On Tuesday, April 30, 2013, the Food and Drug Administration said it was making the morning-after pill, known as Plan B One-Step, available to girls as young as 15 and that the drug could be sold over-the-counter. Previously, the pill was available only to those who could prove they were 17 or older.
In early April, a federal district judge in New York ordered the FDA to lift its age limits on over-the-counter access to Plan B and its generic versions.
The FDA said the judge’s ruling played no part in its decision. In his ruling, Judge Edward R. Korman gave the agency 30 days to make the pill available to all ages without a prescription.
Deirdre McQuade, spokeswoman for the U.S. Conference of Catholic Bishops Secretariat for Pro Life Activities, said following the court ruling, that, “The court has acted irresponsibly by making this powerful drug available without a prescription to minor children.”

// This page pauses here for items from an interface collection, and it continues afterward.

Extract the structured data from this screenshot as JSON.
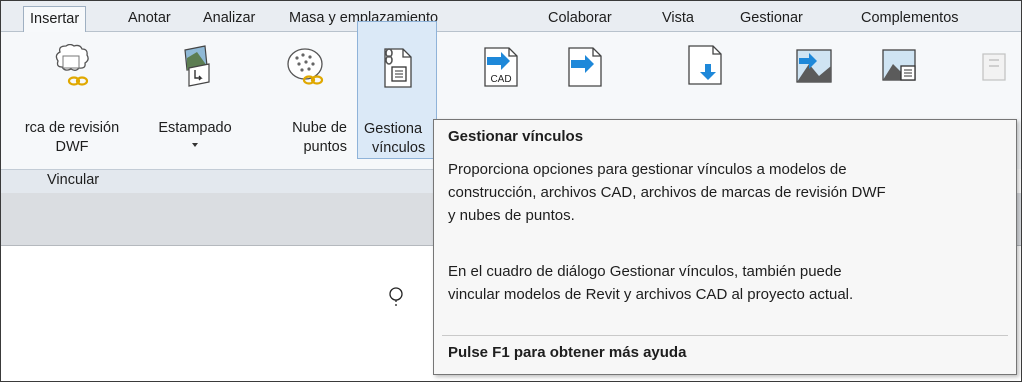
{
  "tabs": [
    {
      "label": "Insertar",
      "active": true
    },
    {
      "label": "Anotar"
    },
    {
      "label": "Analizar"
    },
    {
      "label": "Masa y emplazamiento"
    },
    {
      "label": "Colaborar"
    },
    {
      "label": "Vista"
    },
    {
      "label": "Gestionar"
    },
    {
      "label": "Complementos"
    }
  ],
  "ribbon": {
    "tools": [
      {
        "line1": "rca de revisión",
        "line2": "DWF",
        "icon": "dwf-markup-link-icon"
      },
      {
        "line1": "Estampado",
        "line2": "",
        "icon": "decal-icon",
        "dropdown": true
      },
      {
        "line1": "Nube de",
        "line2": "puntos",
        "icon": "point-cloud-link-icon"
      },
      {
        "line1": "Gestiona",
        "line2": "vínculos",
        "icon": "manage-links-icon",
        "selected": true
      }
    ],
    "panel_label": "Vincular"
  },
  "tooltip": {
    "title": "Gestionar vínculos",
    "para1_lines": [
      "Proporciona opciones para gestionar vínculos a modelos de",
      "construcción, archivos CAD, archivos de marcas de revisión DWF",
      "y nubes de puntos."
    ],
    "para2_lines": [
      "En el cuadro de diálogo Gestionar vínculos, también puede",
      "vincular modelos de Revit y archivos CAD al proyecto actual."
    ],
    "help": "Pulse F1 para obtener más ayuda"
  },
  "icons": {
    "import_cad": "import-cad-icon",
    "link_cad_text": "CAD",
    "accent_blue": "#1e88d9",
    "accent_gold": "#e0a800"
  }
}
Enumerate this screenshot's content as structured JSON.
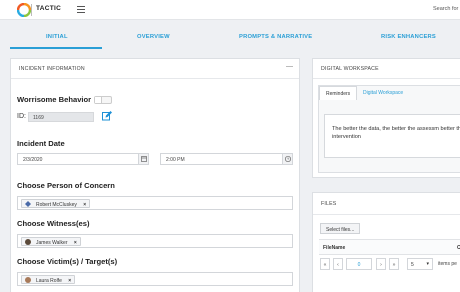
{
  "app": {
    "brand": "TACTIC",
    "search_text": "Search for"
  },
  "tabs": [
    {
      "label": "INITIAL",
      "active": true
    },
    {
      "label": "OVERVIEW",
      "active": false
    },
    {
      "label": "PROMPTS & NARRATIVE",
      "active": false
    },
    {
      "label": "RISK ENHANCERS",
      "active": false
    }
  ],
  "incident": {
    "panel_title": "INCIDENT INFORMATION",
    "panel_menu": "—",
    "worrisome_label": "Worrisome Behavior",
    "worrisome_on": false,
    "id_label": "ID:",
    "id_value": "1169",
    "incident_date_label": "Incident Date",
    "date_value": "2/3/2020",
    "time_value": "2:00 PM",
    "person_label": "Choose Person of Concern",
    "person_tag": "Robert McCluskey",
    "witness_label": "Choose Witness(es)",
    "witness_tag": "James Walker",
    "victim_label": "Choose Victim(s) / Target(s)",
    "victim_tag": "Laura Rolfe",
    "tag_remove": "×"
  },
  "workspace": {
    "panel_title": "DIGITAL WORKSPACE",
    "subtabs": [
      "Reminders",
      "Digital Workspace"
    ],
    "reminder_text": "The better the data, the better the assessm better the intervention"
  },
  "files": {
    "panel_title": "FILES",
    "select_button": "Select files...",
    "column_header": "FileName",
    "column_header_2": "C",
    "pager": {
      "first": "«",
      "prev": "‹",
      "page": "0",
      "next": "›",
      "last": "»",
      "page_size": "5",
      "page_size_caret": "▾",
      "per_page_label": "items pe"
    }
  },
  "colors": {
    "accent": "#2a9fd6",
    "logo_orange": "#f7941d",
    "logo_green": "#8cc63f",
    "logo_blue": "#29abe2",
    "edit_icon": "#1e90d6"
  }
}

She noted, "Plan B does not prevent or treat any disease, but makes young adolescent girls more available to sexual predators. The court's action undermines parents' ability to protect their daughters from such exploitation and from the adverse effects of the drug itself.
"Many studies have shown that wider access to 'emergency contraception' among young people does not reduce pregnancy or abortion rates, but can contribute to higher rates of sexually transmitted disease,” McQuade said. “No public health consideration justifies the unregulated distribution of such drugs to children. This ruling should be appealed and overturned."
The appeal to the decision would have to come from the FDA through the Department of Justice.
On Tuesday, the White House said the Department of Justice was still reviewing Judge Korman’s decision and had not determined whether to appeal the ruling. The Department has until Monday to make that determination.
Penny Nance, CEO and president of Concerned Women of America, said, “It makes no sense that kids need parental permission to take aspirin at school, but they’re free to buy and administer Plan B.”
"While the FDA is failing here in its responsibility to protect children,” McQuade said, “we continue to hope it will appeal the recent decision by one federal judge insisting that this drug be made readily available without any age limit at all."